The reason Thais cannot easily accept criticism and in their own mind lose face can only be because they think they are perfect and cannot possibly make a mistake. I’ll tell you what. I was once a shy, retiring kid, afraid that if I opened my mouth I might appear stupid. Note, I said as a kid. But I eventually came to a realisation that everyone is the same. Everyone farts. We all screw up at some time. Live with it. Grow up and stop acting like children. Learn from your mistakes, learn to open your mouth and put your point across. Maybe it’s a good one. If it isn’t, you’ll learn why not. I know the school system in Thailand doesn’t encourage that, but that’s another well-worn thread. Swearing that black is white just to keep the peace ultimately doesn’t fool anyone.
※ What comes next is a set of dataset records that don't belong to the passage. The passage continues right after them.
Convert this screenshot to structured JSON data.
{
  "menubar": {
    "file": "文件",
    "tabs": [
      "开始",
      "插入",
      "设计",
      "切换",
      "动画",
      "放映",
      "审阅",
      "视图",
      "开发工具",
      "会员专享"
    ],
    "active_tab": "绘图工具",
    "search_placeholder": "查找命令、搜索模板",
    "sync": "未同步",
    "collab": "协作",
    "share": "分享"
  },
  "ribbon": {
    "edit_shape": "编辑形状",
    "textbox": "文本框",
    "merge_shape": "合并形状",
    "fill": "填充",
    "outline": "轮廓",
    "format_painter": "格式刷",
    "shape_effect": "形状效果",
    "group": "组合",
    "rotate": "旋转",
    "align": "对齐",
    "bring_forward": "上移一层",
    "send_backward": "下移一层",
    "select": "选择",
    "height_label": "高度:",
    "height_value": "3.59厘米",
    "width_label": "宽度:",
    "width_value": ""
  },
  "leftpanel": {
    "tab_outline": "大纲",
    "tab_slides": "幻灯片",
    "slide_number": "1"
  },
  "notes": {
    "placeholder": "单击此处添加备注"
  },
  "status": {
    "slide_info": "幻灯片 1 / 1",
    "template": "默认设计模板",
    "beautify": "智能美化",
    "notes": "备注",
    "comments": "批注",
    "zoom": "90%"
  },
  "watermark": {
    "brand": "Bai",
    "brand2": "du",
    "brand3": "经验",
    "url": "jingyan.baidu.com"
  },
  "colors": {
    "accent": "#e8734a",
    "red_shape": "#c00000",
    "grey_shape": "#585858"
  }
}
It might establish a false sense of mental well-being and stability, but it is built on quicksand. Which might help to explain why so many Thais can throw a wobbly and explode into screaming violence without warning. Trying to hold in their real feelings just becomes too much. As Popeye used to say before reaching for the spinach, ‘That’s all I can takes, I can’t takes no more’.
Only when Thais really learn to accept they can make mistakes, just like everyone else, will they mature and be able to really tackle the problems and challenges that life presents every day.
I really enjoyed this article about the damage that the concept of face does.
On the subject of checking orders, only in the better restaurants do the service providers actually check what you ordered. As a customer I will often ask them to check what I ordered – and you often find mistakes. One should not have to do this, but it is prudent to do so. Of course when you discover that the waitress made a mistake then she will……lose face!